HOW BRANDS CAN HARNESS THE POWER OF FREELANCIA
Although self-employment used to be disreputable and brought to mind the cliché of people working in their pajamas, freelancers now present a real opportunity for brands to acquire new clients and recruit talent. Here are three recommendations for brands looking to harness the power of Freelancia:
Freelancia is a mindset, not a demographic. Brands that wish to target Freelancia must reach gig workers with messages that align with their mindset of freedom, and fulfillment. They must also create useful and inspirational content that supports their brand’s mission, along with carefully-targeted media placement.
Address Freelancia’s functional and emotional pain points.
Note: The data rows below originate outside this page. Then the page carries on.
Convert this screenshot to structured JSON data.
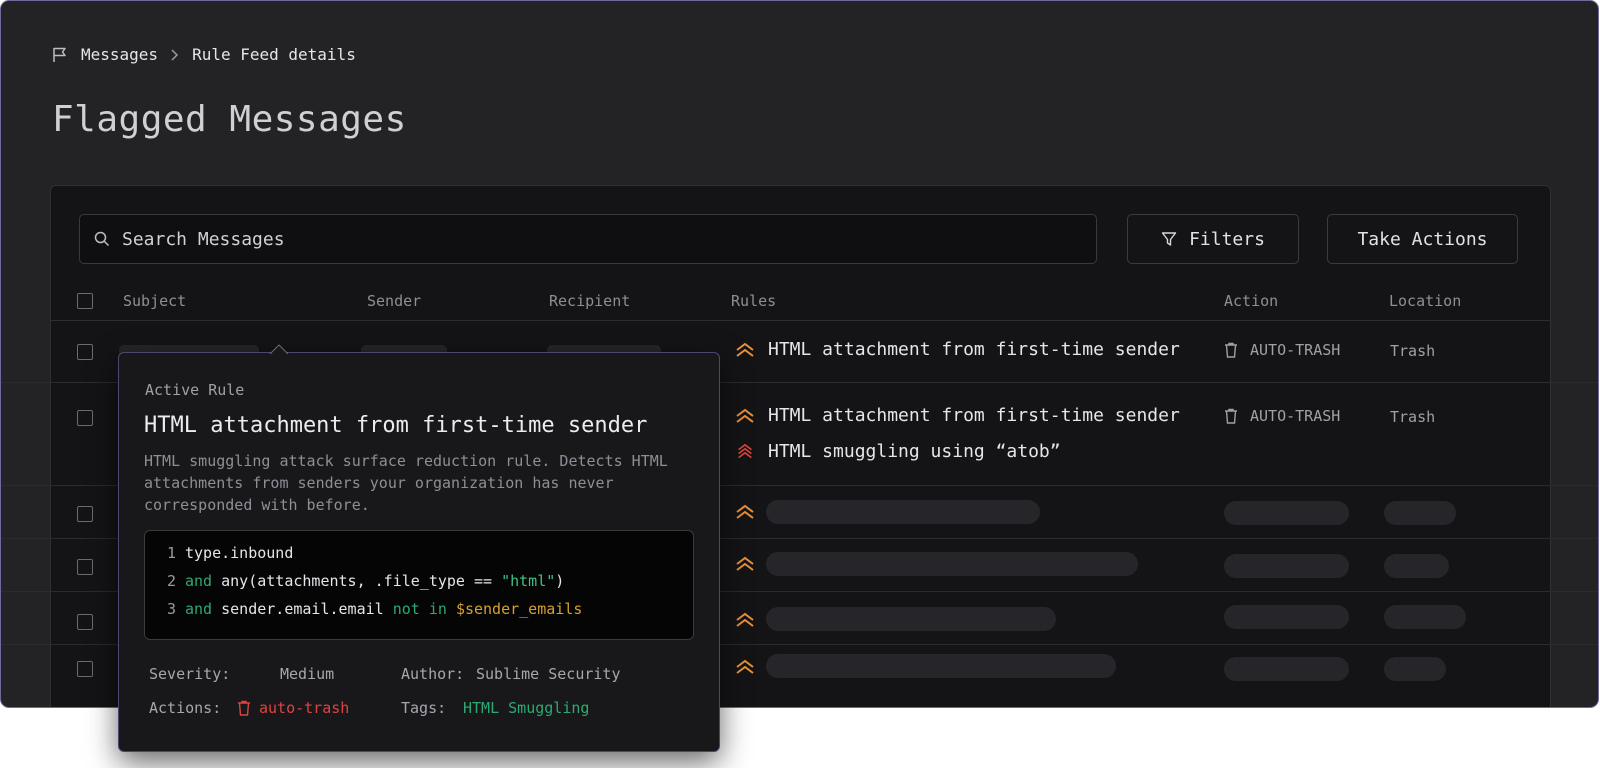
{
  "breadcrumb": {
    "root": "Messages",
    "current": "Rule Feed details"
  },
  "page_title": "Flagged Messages",
  "search": {
    "placeholder": "Search Messages"
  },
  "buttons": {
    "filters": "Filters",
    "take_actions": "Take Actions"
  },
  "table": {
    "headers": {
      "subject": "Subject",
      "sender": "Sender",
      "recipient": "Recipient",
      "rules": "Rules",
      "action": "Action",
      "location": "Location"
    },
    "rows": [
      {
        "rules": [
          "HTML attachment from first-time sender"
        ],
        "action": "AUTO-TRASH",
        "location": "Trash"
      },
      {
        "rules": [
          "HTML attachment from first-time sender",
          "HTML smuggling using “atob”"
        ],
        "action": "AUTO-TRASH",
        "location": "Trash"
      }
    ]
  },
  "popup": {
    "label": "Active Rule",
    "title": "HTML attachment from first-time sender",
    "description": "HTML smuggling attack surface reduction rule. Detects HTML attachments from senders your organization has never corresponded with before.",
    "code": {
      "line1": {
        "n": "1",
        "text": "type.inbound"
      },
      "line2": {
        "n": "2",
        "kw": "and",
        "text": " any(attachments, .file_type == ",
        "str": "\"html\"",
        "end": ")"
      },
      "line3": {
        "n": "3",
        "kw": "and",
        "text": " sender.email.email ",
        "kw2": "not in",
        "var": "$sender_emails"
      }
    },
    "severity_label": "Severity:",
    "severity": "Medium",
    "author_label": "Author:",
    "author": "Sublime Security",
    "actions_label": "Actions:",
    "action": "auto-trash",
    "tags_label": "Tags:",
    "tag": "HTML Smuggling"
  },
  "colors": {
    "accent_orange": "#e8913a",
    "accent_red": "#e0433e",
    "accent_green": "#2fa871",
    "background": "#232326"
  }
}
To attract Freelancia, brands should try to address the functional and emotional pain points. This might be done by:
Developing offerings that simplify Freelancia’s day-to-day life and align with independent, always-on-the-go lifestyles. Brands can do this by reflecting on offerings that are readily available to office workers (such as connectivity, shipping, and health and wellness) and adapting them for Freelancia.
Offering a feeling of community and belonging. Despite all the scalable technology and global collaboration, we all find comfort in proximity and human interactions. Enable Freelancia to meet the freelancer next door.
Attract talent. Cloud computing, video conferencing, and other advanced technologies enable seamless collaboration between freelancers and their clients, giving brands access to talent across the globe. Dabble into Freelancia by commissioning small projects first, such as a sales deck or a micro-site design. Get to know your freelancers over time and identify other areas in which they could support your organization. Remember that freelancers are talented and dependable individuals, regardless of what they wear to work.
The bottom line is that Freelancia is here as both a cultural and economic force. It’s attractive to the kinds of talented and motivated people who are increasingly scarce in the fulltime world. Brands that can find ways to nurture and collaborate with Freelancia will find a flexible workforce that’s ready to help in almost any way needed.
Written by Dr. Emmanuel Probst Vice President, Media & Content Kantar Insights